The problem we are addressing
The problem stems from the fact that we are not simply dealing with crispy, wafer thin leaves on the track.
- Leaves fall on and around the track and as the train passes the aerodynamic effect will deposit more leaves on to the track.
- When the train passes over the leaves, the wheels compress them into a paste, with a force of around one gigapascal (30 tonnes a square inch), between the wheel and track.
- The leaves are transformed into a black Teflon-like surface (called a 3rd layer contaminant), that’s bonded to the track surface.
- This super slippery layer reduces grip, meaning trains need to accelerate and brake gently to avoid slipping.
Currently, the antidote is regular treatment, with very high pressure water jets (114 million litres of water annually) and the addition of an adhesion modifiying gel to increase grip.
In areas where this is not available, (rural routes often don't have the resource to run machinery over the tracks every few hours) they are typically cleaned by manual cleaning crews. This is effective but extremely labour intensive costing the industry and wider society around £350 million per year (3)(4).
Each of these treatments is good for about 200 axle passes (5), which on a busy line, equates to around two hours of trains.
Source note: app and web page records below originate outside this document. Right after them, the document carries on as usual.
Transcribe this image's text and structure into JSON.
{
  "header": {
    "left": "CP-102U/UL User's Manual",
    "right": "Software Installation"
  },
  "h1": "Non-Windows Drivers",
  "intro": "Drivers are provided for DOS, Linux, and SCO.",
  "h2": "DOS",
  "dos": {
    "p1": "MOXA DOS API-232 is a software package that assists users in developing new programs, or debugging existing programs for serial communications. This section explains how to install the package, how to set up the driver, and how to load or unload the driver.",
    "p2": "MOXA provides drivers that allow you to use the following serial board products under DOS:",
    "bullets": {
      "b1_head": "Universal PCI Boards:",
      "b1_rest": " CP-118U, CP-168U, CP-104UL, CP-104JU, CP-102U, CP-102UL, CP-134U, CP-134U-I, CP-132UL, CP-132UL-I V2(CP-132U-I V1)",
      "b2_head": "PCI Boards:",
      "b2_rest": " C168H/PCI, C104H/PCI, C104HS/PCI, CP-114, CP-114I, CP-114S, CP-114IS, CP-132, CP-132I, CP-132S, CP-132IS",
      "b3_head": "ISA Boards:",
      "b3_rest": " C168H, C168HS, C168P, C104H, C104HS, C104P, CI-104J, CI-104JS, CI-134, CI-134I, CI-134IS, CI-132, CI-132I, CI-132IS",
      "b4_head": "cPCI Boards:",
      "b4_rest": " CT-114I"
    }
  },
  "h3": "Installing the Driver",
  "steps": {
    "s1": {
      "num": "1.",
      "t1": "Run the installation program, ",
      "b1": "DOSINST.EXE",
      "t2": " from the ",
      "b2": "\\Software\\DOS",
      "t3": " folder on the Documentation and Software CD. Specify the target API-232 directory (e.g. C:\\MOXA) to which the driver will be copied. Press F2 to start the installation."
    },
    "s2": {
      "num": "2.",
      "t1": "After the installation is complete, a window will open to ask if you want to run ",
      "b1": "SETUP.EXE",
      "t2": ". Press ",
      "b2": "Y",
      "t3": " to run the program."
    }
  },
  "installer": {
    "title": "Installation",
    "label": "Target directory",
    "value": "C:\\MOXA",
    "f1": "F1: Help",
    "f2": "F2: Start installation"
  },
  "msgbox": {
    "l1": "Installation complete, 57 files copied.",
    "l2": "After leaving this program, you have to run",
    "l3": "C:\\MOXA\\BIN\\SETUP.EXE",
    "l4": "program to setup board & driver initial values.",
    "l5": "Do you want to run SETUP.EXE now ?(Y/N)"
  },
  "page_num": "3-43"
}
Given that the cleaning rigs might pass over every six hours at best, you can see there’s a lot of room for improvement.
In many areas the railway industry has innovated and improved provision hugely, especially when you consider how many more passengers it transports around the country since the 1990s. But in the area of clearing the leaves to maintain train times, it continues to struggle to solve the nationwide problem 24/7.
How does it work?
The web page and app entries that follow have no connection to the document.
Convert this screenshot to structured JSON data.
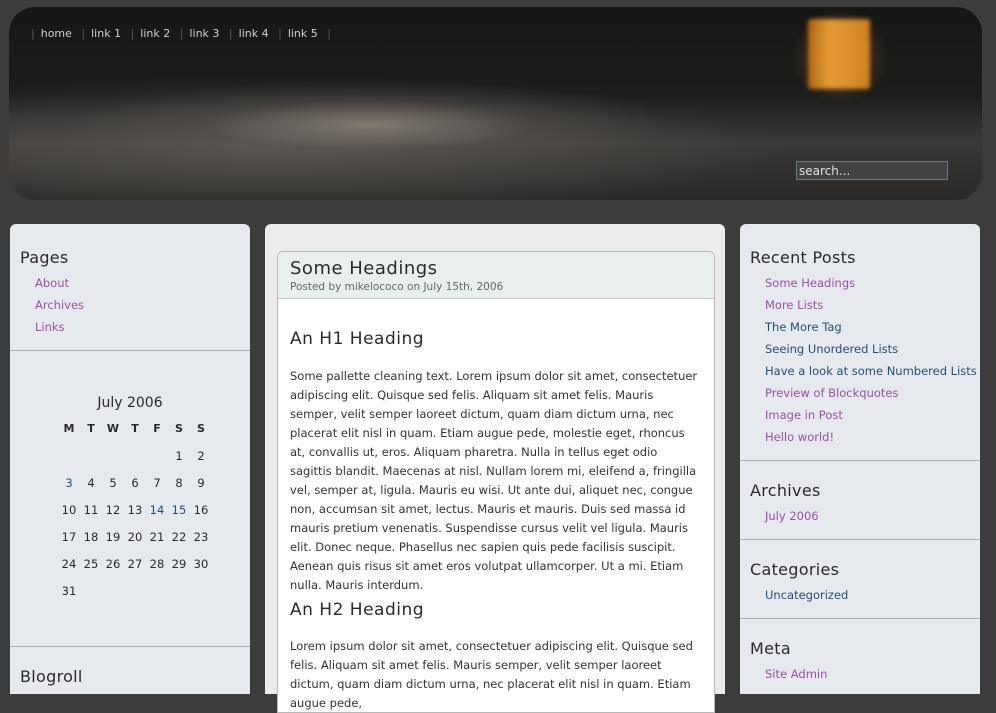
{
  "nav": [
    "home",
    "link 1",
    "link 2",
    "link 3",
    "link 4",
    "link 5"
  ],
  "search": {
    "placeholder": "search..."
  },
  "sidebar_left": {
    "pages_title": "Pages",
    "pages": [
      "About",
      "Archives",
      "Links"
    ],
    "calendar": {
      "caption": "July 2006",
      "days": [
        "M",
        "T",
        "W",
        "T",
        "F",
        "S",
        "S"
      ],
      "rows": [
        [
          "",
          "",
          "",
          "",
          "",
          "1",
          "2"
        ],
        [
          "3",
          "4",
          "5",
          "6",
          "7",
          "8",
          "9"
        ],
        [
          "10",
          "11",
          "12",
          "13",
          "14",
          "15",
          "16"
        ],
        [
          "17",
          "18",
          "19",
          "20",
          "21",
          "22",
          "23"
        ],
        [
          "24",
          "25",
          "26",
          "27",
          "28",
          "29",
          "30"
        ],
        [
          "31",
          "",
          "",
          "",
          "",
          "",
          ""
        ]
      ],
      "linked_days": [
        "3",
        "14",
        "15"
      ]
    },
    "blogroll_title": "Blogroll"
  },
  "post": {
    "title": "Some Headings",
    "meta": "Posted by mikelococo on July 15th, 2006",
    "h1": "An H1 Heading",
    "p1": "Some pallette cleaning text.  Lorem ipsum dolor sit amet, consectetuer adipiscing elit. Quisque sed felis. Aliquam sit amet felis. Mauris semper, velit semper laoreet dictum, quam diam dictum urna, nec placerat elit nisl in quam. Etiam augue pede, molestie eget, rhoncus at, convallis ut, eros. Aliquam pharetra. Nulla in tellus eget odio sagittis blandit. Maecenas at nisl. Nullam lorem mi, eleifend a, fringilla vel, semper at, ligula. Mauris eu wisi. Ut ante dui, aliquet nec, congue non, accumsan sit amet, lectus. Mauris et mauris. Duis sed massa id mauris pretium venenatis. Suspendisse cursus velit vel ligula. Mauris elit. Donec neque. Phasellus nec sapien quis pede facilisis suscipit. Aenean quis risus sit amet eros volutpat ullamcorper. Ut a mi. Etiam nulla. Mauris interdum.",
    "h2": "An H2 Heading",
    "p2": "Lorem ipsum dolor sit amet, consectetuer adipiscing elit. Quisque sed felis. Aliquam sit amet felis. Mauris semper, velit semper laoreet dictum, quam diam dictum urna, nec placerat elit nisl in quam. Etiam augue pede,"
  },
  "sidebar_right": {
    "recent_title": "Recent Posts",
    "recent": [
      {
        "label": "Some Headings",
        "color": "#9a4fa8"
      },
      {
        "label": "More Lists",
        "color": "#9a4fa8"
      },
      {
        "label": "The More Tag",
        "color": "#1d4f7a"
      },
      {
        "label": "Seeing Unordered Lists",
        "color": "#1d4f7a"
      },
      {
        "label": "Have a look at some Numbered Lists",
        "color": "#1d4f7a"
      },
      {
        "label": "Preview of Blockquotes",
        "color": "#9a4fa8"
      },
      {
        "label": "Image in Post",
        "color": "#9a4fa8"
      },
      {
        "label": "Hello world!",
        "color": "#9a4fa8"
      }
    ],
    "archives_title": "Archives",
    "archives": [
      "July 2006"
    ],
    "categories_title": "Categories",
    "categories": [
      "Uncategorized"
    ],
    "meta_title": "Meta",
    "meta": [
      "Site Admin"
    ]
  }
}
Our technology clears the residue on tracks, returning the surface to a dry, clean and uncontaminated state, enabling the trains to run as if it were summer all year round, leading to increased capacity and closer running trains (working towards RSSB targets).
We now have a full-size working demonstrator that we are testing on rural network tracks in South Wales. The next step is to make the prototype available to busier networks for more thorough testing.
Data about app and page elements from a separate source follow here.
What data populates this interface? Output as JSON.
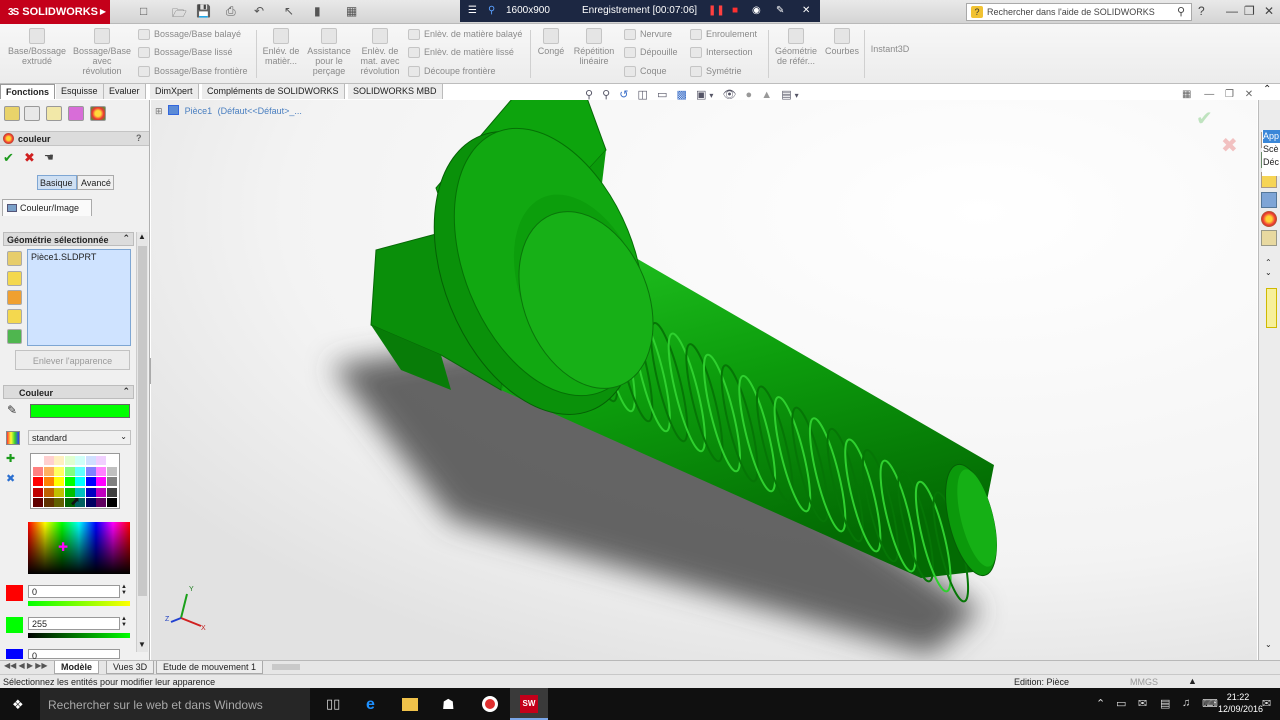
{
  "app": {
    "logo_text": "SOLIDWORKS",
    "logo_prefix": "3S"
  },
  "recording": {
    "resolution": "1600x900",
    "status": "Enregistrement [00:07:06]"
  },
  "help_search": {
    "placeholder": "Rechercher dans l'aide de SOLIDWORKS"
  },
  "ribbon": {
    "items": [
      {
        "label": "Base/Bossage extrudé"
      },
      {
        "label": "Bossage/Base avec révolution"
      },
      {
        "label": "Enlév. de matièr..."
      },
      {
        "label": "Assistance pour le perçage"
      },
      {
        "label": "Enlèv. de mat. avec révolution"
      },
      {
        "label": "Congé"
      },
      {
        "label": "Répétition linéaire"
      },
      {
        "label": "Géométrie de référ..."
      },
      {
        "label": "Courbes"
      },
      {
        "label": "Instant3D"
      }
    ],
    "small_items": [
      {
        "label": "Bossage/Base balayé"
      },
      {
        "label": "Bossage/Base lissé"
      },
      {
        "label": "Bossage/Base frontière"
      },
      {
        "label": "Enlèv. de matière balayé"
      },
      {
        "label": "Enlèv. de matière lissé"
      },
      {
        "label": "Découpe frontière"
      },
      {
        "label": "Nervure"
      },
      {
        "label": "Dépouille"
      },
      {
        "label": "Coque"
      },
      {
        "label": "Enroulement"
      },
      {
        "label": "Intersection"
      },
      {
        "label": "Symétrie"
      }
    ]
  },
  "tabs": [
    {
      "label": "Fonctions",
      "active": true
    },
    {
      "label": "Esquisse"
    },
    {
      "label": "Evaluer"
    },
    {
      "label": "DimXpert"
    },
    {
      "label": "Compléments de SOLIDWORKS"
    },
    {
      "label": "SOLIDWORKS MBD"
    }
  ],
  "property_manager": {
    "title": "couleur",
    "help": "?",
    "mode_basic": "Basique",
    "mode_advanced": "Avancé",
    "tab_label": "Couleur/Image",
    "selected_geometry_header": "Géométrie sélectionnée",
    "selected_item": "Pièce1.SLDPRT",
    "remove_appearance_button": "Enlever l'apparence",
    "color_header": "Couleur",
    "current_color": "#00ff00",
    "palette_select": "standard",
    "red_value": "0",
    "green_value": "255",
    "blue_value": "0"
  },
  "feature_tree": {
    "part_label": "Pièce1",
    "config_label": "(Défaut<<Défaut>_..."
  },
  "colors": {
    "part_green": "#0aa00a",
    "accent_red": "#c4001a",
    "selection_blue": "#cfe3ff"
  },
  "bottom_tabs": [
    {
      "label": "Modèle",
      "active": true
    },
    {
      "label": "Vues 3D"
    },
    {
      "label": "Etude de mouvement 1"
    }
  ],
  "status": {
    "hint": "Sélectionnez les entités pour modifier leur apparence",
    "mode": "Edition: Pièce",
    "units": "MMGS"
  },
  "taskpane_labels": {
    "app": "App",
    "scene": "Scè",
    "dec": "Déc"
  },
  "taskbar": {
    "search": "Rechercher sur le web et dans Windows",
    "time": "21:22",
    "date": "12/09/2016"
  }
}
The ultimate deployment is to fit this to every passenger train, enabling train drivers to predict braking distances regardless of the weather or season and for network operators to increase the capacity on the miles of track they own.
The short video below is taken from testing of our PlasmaTrack technology on rail at Long Marsden, UK in 2019.